Epilogue – Wolfgang Puck is the Chef and owner of his flagship restaurant in Hollywood, Spagos, the location of a big dinner party for celebrities, hosted by Vanity Fair. I was helping to put up center pieces, but time had run out, and the limos were arriving outside. There was a thick stack of about 50 or more place cards on the hostess podium which I thought had been forgotten, and I was the only magazine employee still there, so I quickly dealt them out. I know! You’re howling “how naive!”...and you are right. What possessed me to do such a dumb thing? But a stream of Celebs were flowing in the door already, and the room began to rock with…glitz and pulsing ego & noisy chatter, and I did not belong. I finished and looked for the closest exit, the front door, and maneuvered through the crowd thataway, but got stuck in the tight reception line and yikes! A couple celebs reached out to shake my hand assuming I was “somebody.” The one who stands out in memory was Angie Dickinson in the movie Oceans Eleven and Police Woman on TV. She looked so kindly at me with a silent ‘Who areyou?’ I smiled and gulped, but no, I did not say, “Hi I am the Temp.” Though I should have in retro. I willed myself invisible, and squeezed out the door against the current, and finally popped out into the lovely starless Hollywood twilight. And exhaled.

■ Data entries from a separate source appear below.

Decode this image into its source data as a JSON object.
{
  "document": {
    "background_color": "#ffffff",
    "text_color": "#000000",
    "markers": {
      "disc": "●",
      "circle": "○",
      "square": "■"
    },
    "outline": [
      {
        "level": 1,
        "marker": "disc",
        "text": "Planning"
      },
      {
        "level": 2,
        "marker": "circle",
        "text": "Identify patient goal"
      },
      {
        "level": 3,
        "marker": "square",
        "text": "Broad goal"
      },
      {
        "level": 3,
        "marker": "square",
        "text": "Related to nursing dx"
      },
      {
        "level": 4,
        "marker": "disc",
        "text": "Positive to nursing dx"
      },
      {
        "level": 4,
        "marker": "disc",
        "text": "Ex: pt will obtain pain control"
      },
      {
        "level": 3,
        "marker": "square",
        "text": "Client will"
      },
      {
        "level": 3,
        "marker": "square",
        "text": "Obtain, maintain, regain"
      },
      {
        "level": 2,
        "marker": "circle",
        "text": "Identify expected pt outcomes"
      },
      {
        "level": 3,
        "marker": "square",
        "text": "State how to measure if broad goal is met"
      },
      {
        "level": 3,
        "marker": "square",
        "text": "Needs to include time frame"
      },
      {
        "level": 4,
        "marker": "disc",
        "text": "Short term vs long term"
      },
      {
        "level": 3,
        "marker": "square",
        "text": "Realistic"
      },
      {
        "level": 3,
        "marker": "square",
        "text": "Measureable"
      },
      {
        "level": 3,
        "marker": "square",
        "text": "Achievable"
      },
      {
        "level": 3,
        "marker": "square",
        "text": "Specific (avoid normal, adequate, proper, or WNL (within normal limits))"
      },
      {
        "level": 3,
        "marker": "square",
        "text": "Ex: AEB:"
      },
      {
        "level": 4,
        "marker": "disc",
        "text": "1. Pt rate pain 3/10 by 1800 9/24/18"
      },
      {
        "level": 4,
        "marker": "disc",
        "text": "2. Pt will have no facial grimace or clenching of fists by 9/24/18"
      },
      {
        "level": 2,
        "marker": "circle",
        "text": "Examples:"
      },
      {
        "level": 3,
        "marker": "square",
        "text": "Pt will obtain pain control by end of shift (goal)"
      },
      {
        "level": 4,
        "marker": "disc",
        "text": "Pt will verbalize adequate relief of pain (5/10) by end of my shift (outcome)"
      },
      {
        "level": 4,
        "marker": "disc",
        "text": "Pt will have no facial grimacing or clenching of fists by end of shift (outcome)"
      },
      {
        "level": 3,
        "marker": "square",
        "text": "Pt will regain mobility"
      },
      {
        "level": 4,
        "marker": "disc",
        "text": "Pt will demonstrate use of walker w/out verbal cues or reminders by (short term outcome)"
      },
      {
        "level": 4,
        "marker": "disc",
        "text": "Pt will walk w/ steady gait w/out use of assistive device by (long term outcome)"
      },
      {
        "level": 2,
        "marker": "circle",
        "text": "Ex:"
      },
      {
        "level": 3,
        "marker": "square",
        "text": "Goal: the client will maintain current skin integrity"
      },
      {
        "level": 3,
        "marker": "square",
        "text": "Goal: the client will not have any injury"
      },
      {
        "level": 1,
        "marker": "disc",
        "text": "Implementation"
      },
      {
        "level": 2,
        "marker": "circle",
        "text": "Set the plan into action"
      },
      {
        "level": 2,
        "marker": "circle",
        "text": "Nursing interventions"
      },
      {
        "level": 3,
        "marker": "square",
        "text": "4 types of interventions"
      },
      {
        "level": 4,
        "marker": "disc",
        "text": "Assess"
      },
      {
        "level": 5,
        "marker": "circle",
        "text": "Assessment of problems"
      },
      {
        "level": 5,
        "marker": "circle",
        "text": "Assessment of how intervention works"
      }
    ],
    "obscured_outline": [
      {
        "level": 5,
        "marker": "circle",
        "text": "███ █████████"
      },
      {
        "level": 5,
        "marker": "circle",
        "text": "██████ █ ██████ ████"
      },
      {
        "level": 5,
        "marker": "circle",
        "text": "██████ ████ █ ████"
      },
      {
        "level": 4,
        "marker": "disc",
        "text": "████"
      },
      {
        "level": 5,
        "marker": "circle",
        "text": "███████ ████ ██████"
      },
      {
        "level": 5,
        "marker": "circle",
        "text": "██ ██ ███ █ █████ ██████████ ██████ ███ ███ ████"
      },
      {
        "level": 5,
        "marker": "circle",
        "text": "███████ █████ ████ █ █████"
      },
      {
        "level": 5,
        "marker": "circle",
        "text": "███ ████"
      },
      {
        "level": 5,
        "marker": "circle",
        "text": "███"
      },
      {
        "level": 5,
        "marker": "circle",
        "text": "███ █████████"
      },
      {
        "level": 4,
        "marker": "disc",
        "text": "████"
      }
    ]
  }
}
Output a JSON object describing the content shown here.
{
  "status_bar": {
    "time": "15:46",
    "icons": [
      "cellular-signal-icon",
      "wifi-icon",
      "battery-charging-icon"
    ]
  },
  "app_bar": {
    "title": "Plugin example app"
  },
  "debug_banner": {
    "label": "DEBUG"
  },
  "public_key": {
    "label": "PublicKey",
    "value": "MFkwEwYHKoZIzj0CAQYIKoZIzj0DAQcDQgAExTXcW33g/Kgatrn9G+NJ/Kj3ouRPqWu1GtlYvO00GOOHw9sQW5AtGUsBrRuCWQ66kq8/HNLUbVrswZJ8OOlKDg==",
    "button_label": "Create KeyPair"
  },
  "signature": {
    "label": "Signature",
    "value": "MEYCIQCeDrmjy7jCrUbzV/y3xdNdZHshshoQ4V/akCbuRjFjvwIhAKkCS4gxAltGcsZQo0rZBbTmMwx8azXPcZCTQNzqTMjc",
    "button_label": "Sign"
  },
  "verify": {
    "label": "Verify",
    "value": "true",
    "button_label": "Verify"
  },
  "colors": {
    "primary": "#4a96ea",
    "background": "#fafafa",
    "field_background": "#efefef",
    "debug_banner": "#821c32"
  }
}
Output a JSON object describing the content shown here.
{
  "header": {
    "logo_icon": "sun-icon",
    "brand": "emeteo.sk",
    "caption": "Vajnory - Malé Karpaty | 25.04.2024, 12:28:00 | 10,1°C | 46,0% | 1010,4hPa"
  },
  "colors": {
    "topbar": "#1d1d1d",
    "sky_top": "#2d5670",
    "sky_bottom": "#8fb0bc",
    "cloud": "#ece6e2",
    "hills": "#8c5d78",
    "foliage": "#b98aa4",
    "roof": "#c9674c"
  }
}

This was the headline in the L.A. Times Entertainment section, Monday, after the Vanity Fair party: “Near Slug fest at Spagos.” with subtitle: “Celebrities Outraged with Seating Plan at Vanity Fair’s Celebrity Dinner.” I was “dismissed” from the job a day or so later— but never mind. I didn’t really belong there… or did I?
Letters is my theme! Cut em loose! Put wings on them! They can work if they are supposed to, but you actually have to push “send” or mail them. The consequence of the Guess protest letters was stunning, and my Spago screw-up was…hilarious, I thought later, even if a door closed. Another opened of course and I soon took another big risk: I loaded clothes in my car and drove all the way to Montana all by myself, where I found no glitz, nor any fashion at all,...and where the land and surroundings are spectacular and downright spiritual and weather is real serious. Montana has been challenging and risky, as worthy efforts are, but here is where my life finally “took off.” And my skills were accessed, and expressed. And where I finally felt I belong. Home.